::: SUPPLIED ENTRIES
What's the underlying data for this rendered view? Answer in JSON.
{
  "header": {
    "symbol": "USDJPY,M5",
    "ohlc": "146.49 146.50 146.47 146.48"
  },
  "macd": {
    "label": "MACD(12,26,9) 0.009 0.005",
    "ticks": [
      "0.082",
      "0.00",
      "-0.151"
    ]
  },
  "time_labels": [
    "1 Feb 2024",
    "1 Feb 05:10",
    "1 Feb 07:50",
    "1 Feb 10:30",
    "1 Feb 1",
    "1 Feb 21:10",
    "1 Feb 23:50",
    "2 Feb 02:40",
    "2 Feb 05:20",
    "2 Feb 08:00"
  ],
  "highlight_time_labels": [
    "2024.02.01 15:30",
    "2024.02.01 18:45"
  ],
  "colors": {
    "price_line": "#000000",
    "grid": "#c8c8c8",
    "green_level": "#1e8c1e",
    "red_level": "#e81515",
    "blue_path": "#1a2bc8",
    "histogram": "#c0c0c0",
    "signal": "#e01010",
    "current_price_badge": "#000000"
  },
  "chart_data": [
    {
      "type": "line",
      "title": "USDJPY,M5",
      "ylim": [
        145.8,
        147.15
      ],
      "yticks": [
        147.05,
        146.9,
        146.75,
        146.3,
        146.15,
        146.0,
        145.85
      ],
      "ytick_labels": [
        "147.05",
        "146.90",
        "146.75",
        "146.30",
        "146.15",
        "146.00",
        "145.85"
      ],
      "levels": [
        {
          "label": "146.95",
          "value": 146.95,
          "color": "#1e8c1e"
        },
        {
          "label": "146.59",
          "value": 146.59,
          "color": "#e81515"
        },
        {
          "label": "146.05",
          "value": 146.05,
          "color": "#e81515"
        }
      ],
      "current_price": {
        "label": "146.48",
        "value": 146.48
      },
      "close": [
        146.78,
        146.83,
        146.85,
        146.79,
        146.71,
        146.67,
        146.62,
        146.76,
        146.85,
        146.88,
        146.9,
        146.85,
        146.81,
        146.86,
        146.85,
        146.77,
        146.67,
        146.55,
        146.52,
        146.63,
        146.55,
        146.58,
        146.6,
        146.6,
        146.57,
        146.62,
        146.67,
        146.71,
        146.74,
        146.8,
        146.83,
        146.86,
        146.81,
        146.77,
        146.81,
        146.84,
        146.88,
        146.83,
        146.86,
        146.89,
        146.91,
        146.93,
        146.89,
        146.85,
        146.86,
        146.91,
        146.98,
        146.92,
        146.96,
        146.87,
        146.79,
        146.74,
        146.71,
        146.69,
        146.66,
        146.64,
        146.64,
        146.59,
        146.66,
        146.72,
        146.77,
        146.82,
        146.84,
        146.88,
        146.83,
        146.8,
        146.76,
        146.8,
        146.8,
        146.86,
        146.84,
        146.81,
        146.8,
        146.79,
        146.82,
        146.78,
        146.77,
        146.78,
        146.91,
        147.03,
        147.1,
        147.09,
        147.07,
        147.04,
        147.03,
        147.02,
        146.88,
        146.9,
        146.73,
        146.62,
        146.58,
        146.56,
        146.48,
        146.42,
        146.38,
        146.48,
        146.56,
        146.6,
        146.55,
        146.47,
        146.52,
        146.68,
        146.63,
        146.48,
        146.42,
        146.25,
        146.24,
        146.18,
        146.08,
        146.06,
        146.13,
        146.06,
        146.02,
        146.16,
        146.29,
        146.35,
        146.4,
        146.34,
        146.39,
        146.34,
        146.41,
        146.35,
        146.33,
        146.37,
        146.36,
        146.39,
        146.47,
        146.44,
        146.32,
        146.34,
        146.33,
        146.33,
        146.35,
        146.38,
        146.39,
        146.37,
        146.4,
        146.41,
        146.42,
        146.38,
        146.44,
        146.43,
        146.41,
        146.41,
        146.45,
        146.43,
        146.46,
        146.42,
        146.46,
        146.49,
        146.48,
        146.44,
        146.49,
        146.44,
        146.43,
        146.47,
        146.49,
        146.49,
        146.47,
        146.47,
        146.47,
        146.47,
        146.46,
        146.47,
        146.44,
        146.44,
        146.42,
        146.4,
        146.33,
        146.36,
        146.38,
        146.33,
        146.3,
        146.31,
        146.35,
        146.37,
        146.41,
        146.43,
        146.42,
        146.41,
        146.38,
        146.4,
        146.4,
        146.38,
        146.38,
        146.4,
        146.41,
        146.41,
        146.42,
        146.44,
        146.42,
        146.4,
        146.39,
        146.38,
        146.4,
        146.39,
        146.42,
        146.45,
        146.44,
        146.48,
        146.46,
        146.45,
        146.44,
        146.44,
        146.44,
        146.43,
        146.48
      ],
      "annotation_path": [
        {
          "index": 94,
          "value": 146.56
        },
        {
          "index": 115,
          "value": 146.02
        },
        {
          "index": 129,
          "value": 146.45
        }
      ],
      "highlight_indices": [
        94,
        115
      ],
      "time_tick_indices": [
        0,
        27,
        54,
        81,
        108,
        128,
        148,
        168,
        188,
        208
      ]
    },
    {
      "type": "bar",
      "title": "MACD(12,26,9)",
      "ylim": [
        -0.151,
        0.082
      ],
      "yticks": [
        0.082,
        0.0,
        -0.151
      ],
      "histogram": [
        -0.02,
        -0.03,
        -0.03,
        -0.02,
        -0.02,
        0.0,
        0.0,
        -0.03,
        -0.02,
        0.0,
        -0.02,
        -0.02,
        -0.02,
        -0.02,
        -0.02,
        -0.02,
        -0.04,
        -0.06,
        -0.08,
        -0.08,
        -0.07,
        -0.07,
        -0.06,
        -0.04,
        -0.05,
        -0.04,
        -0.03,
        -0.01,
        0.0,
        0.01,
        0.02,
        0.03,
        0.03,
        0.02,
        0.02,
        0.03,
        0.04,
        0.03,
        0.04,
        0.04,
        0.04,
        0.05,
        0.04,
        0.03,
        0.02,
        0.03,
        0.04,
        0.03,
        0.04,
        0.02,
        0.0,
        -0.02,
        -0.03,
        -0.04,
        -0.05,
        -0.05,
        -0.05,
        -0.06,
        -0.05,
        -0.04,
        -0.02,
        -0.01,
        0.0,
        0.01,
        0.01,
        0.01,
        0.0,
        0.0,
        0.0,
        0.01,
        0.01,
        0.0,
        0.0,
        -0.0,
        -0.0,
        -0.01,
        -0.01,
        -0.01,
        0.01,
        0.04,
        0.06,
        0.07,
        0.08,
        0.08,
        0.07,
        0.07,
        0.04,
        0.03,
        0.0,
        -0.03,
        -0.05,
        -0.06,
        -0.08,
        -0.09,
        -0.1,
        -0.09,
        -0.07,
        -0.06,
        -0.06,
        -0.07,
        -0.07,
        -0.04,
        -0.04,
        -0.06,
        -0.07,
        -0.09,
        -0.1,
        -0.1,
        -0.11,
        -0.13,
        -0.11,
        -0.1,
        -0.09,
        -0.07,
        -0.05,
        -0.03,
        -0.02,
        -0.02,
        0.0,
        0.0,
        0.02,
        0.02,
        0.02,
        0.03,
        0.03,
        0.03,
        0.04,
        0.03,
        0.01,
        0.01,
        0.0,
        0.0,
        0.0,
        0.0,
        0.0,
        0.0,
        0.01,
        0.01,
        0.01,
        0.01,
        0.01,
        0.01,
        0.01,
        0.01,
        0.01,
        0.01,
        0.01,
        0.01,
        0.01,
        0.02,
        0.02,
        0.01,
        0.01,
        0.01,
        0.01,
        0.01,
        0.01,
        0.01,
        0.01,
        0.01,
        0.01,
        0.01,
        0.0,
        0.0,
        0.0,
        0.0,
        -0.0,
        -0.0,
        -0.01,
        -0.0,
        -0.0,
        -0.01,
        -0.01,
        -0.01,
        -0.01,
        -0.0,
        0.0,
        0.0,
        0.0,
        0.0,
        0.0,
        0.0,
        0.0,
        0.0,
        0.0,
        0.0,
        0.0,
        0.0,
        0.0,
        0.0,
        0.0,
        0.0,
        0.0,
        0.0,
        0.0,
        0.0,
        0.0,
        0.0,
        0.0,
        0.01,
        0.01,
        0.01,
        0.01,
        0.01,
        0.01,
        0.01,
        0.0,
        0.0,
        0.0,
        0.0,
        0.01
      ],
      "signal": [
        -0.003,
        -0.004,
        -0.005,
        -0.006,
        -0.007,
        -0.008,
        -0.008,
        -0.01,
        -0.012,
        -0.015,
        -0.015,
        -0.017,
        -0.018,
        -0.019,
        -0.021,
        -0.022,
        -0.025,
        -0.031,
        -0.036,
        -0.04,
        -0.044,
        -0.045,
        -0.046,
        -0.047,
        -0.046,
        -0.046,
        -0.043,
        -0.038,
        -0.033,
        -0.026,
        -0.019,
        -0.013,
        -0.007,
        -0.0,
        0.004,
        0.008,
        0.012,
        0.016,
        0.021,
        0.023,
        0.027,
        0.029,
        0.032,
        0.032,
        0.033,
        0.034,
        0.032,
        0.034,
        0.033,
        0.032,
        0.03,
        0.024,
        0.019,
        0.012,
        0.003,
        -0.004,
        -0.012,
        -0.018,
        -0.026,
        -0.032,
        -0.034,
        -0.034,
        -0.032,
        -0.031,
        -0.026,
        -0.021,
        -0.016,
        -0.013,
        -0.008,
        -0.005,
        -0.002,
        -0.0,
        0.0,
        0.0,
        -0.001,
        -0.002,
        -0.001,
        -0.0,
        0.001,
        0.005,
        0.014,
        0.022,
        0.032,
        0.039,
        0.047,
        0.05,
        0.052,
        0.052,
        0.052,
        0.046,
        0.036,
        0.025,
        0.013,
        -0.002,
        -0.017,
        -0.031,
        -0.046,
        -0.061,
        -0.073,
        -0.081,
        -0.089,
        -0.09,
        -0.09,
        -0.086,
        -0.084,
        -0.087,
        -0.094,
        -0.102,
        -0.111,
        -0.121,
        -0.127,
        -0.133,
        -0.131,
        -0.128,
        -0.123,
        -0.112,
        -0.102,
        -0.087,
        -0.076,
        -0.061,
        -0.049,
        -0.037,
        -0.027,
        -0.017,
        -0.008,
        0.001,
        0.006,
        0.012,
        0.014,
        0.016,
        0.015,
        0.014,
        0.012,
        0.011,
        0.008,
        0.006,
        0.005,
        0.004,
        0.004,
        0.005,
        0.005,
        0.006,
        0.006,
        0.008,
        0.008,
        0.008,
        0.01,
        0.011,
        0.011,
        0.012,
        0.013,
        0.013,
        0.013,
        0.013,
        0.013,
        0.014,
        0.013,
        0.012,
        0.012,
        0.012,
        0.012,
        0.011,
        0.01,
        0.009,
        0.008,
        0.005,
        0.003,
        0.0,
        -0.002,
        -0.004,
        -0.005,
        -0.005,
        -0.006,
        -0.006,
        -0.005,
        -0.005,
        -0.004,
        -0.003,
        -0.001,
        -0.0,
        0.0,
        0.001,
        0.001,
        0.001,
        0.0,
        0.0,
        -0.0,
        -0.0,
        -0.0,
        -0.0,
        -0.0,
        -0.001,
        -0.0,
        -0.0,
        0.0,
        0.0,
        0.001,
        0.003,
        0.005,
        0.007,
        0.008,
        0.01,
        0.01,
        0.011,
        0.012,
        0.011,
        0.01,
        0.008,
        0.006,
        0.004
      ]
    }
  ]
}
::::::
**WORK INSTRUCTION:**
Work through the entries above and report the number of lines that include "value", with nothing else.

**EXERCISE RESULT:**
7